WHAT THIS TASK INVOLVES: Filter the material, keeping only lines with the word "true".

AVAILABLE DATA:
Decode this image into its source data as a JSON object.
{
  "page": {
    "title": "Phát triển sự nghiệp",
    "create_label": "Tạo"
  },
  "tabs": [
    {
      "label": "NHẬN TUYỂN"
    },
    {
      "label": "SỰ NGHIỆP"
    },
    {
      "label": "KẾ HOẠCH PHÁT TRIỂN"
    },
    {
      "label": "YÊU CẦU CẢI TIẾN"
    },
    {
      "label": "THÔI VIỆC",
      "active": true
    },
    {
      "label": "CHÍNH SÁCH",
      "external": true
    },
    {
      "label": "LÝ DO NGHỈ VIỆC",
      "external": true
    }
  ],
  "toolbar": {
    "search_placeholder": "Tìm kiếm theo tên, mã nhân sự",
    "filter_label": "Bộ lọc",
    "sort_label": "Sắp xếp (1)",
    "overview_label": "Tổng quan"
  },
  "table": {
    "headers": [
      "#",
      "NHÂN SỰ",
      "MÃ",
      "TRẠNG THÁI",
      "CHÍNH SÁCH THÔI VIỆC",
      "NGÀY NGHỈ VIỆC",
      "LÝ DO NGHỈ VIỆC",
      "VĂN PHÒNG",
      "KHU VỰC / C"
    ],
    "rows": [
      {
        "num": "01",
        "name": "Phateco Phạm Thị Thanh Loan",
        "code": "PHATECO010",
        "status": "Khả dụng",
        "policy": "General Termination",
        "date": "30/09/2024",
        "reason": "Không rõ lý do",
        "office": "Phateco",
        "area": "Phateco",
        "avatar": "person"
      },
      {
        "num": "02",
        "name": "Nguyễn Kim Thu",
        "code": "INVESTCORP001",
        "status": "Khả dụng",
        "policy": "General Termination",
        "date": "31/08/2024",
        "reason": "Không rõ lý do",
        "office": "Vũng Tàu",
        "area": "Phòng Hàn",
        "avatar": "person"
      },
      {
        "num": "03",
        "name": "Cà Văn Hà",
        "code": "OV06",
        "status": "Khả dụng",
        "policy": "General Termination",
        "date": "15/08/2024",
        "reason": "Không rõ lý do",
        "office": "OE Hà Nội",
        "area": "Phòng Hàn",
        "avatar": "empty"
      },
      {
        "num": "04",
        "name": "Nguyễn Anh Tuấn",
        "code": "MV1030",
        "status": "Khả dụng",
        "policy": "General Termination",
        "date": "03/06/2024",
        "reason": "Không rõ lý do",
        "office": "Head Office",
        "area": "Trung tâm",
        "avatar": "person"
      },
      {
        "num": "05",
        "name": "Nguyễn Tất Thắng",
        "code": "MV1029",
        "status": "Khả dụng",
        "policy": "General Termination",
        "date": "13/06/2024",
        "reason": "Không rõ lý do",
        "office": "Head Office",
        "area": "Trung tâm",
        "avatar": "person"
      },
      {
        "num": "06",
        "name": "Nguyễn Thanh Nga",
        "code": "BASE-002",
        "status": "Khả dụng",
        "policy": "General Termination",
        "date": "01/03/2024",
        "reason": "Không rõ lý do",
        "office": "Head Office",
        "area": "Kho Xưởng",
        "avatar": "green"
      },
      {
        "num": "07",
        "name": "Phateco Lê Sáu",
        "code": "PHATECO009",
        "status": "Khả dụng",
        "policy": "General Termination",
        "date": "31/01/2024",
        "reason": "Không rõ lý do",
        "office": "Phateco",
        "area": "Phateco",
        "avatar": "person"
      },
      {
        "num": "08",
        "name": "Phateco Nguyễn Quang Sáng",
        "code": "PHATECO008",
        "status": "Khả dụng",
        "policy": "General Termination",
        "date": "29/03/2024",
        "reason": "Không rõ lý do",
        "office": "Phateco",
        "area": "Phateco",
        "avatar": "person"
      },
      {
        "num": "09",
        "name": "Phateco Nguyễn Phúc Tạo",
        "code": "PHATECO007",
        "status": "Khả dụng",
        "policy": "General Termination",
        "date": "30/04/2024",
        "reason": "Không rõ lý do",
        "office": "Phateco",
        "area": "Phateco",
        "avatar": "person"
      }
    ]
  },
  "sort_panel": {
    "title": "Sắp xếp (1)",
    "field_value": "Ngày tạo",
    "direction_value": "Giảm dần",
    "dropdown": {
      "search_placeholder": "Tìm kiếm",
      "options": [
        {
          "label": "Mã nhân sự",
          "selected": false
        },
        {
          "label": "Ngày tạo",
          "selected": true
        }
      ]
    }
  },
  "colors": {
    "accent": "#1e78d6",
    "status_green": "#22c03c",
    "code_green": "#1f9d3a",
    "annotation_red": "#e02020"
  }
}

RESULT:
      "active": true
      "external": true
      "external": true
          "selected": true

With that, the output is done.